> **Assignment**: All the entries that follow are to be returned exactly.

(Data about app and page elements)

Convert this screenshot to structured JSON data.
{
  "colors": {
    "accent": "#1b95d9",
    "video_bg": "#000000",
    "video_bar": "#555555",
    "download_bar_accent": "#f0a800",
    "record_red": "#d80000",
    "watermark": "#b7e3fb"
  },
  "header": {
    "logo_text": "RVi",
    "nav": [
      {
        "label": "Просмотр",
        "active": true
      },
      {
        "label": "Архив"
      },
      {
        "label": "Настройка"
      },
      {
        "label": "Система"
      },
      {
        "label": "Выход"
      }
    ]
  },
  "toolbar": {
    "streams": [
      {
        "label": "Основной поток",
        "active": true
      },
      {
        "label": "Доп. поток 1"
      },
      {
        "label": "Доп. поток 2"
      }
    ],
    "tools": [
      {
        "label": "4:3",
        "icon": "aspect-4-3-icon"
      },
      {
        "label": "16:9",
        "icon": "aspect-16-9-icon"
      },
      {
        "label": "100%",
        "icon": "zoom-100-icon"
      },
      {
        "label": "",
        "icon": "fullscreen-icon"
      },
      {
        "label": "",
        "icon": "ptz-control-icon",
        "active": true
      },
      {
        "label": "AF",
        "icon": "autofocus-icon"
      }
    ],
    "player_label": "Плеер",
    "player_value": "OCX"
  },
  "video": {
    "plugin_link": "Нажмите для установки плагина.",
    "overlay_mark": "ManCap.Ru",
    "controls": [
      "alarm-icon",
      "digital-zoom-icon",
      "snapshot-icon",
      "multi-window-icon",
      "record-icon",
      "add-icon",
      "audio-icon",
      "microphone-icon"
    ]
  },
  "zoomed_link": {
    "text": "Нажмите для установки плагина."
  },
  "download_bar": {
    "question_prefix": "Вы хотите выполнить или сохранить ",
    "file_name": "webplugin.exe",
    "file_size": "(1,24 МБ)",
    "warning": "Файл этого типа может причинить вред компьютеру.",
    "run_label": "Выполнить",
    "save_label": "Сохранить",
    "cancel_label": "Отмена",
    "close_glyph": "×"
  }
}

> **Solution to the exercise**:
Convert this screenshot to structured JSON data.
{
  "colors": {
    "accent": "#1b95d9",
    "video_bg": "#000000",
    "video_bar": "#555555",
    "download_bar_accent": "#f0a800",
    "record_red": "#d80000",
    "watermark": "#b7e3fb"
  },
  "header": {
    "logo_text": "RVi",
    "nav": [
      {
        "label": "Просмотр",
        "active": true
      },
      {
        "label": "Архив"
      },
      {
        "label": "Настройка"
      },
      {
        "label": "Система"
      },
      {
        "label": "Выход"
      }
    ]
  },
  "toolbar": {
    "streams": [
      {
        "label": "Основной поток",
        "active": true
      },
      {
        "label": "Доп. поток 1"
      },
      {
        "label": "Доп. поток 2"
      }
    ],
    "tools": [
      {
        "label": "4:3",
        "icon": "aspect-4-3-icon"
      },
      {
        "label": "16:9",
        "icon": "aspect-16-9-icon"
      },
      {
        "label": "100%",
        "icon": "zoom-100-icon"
      },
      {
        "label": "",
        "icon": "fullscreen-icon"
      },
      {
        "label": "",
        "icon": "ptz-control-icon",
        "active": true
      },
      {
        "label": "AF",
        "icon": "autofocus-icon"
      }
    ],
    "player_label": "Плеер",
    "player_value": "OCX"
  },
  "video": {
    "plugin_link": "Нажмите для установки плагина.",
    "overlay_mark": "ManCap.Ru",
    "controls": [
      "alarm-icon",
      "digital-zoom-icon",
      "snapshot-icon",
      "multi-window-icon",
      "record-icon",
      "add-icon",
      "audio-icon",
      "microphone-icon"
    ]
  },
  "zoomed_link": {
    "text": "Нажмите для установки плагина."
  },
  "download_bar": {
    "question_prefix": "Вы хотите выполнить или сохранить ",
    "file_name": "webplugin.exe",
    "file_size": "(1,24 МБ)",
    "warning": "Файл этого типа может причинить вред компьютеру.",
    "run_label": "Выполнить",
    "save_label": "Сохранить",
    "cancel_label": "Отмена",
    "close_glyph": "×"
  }
}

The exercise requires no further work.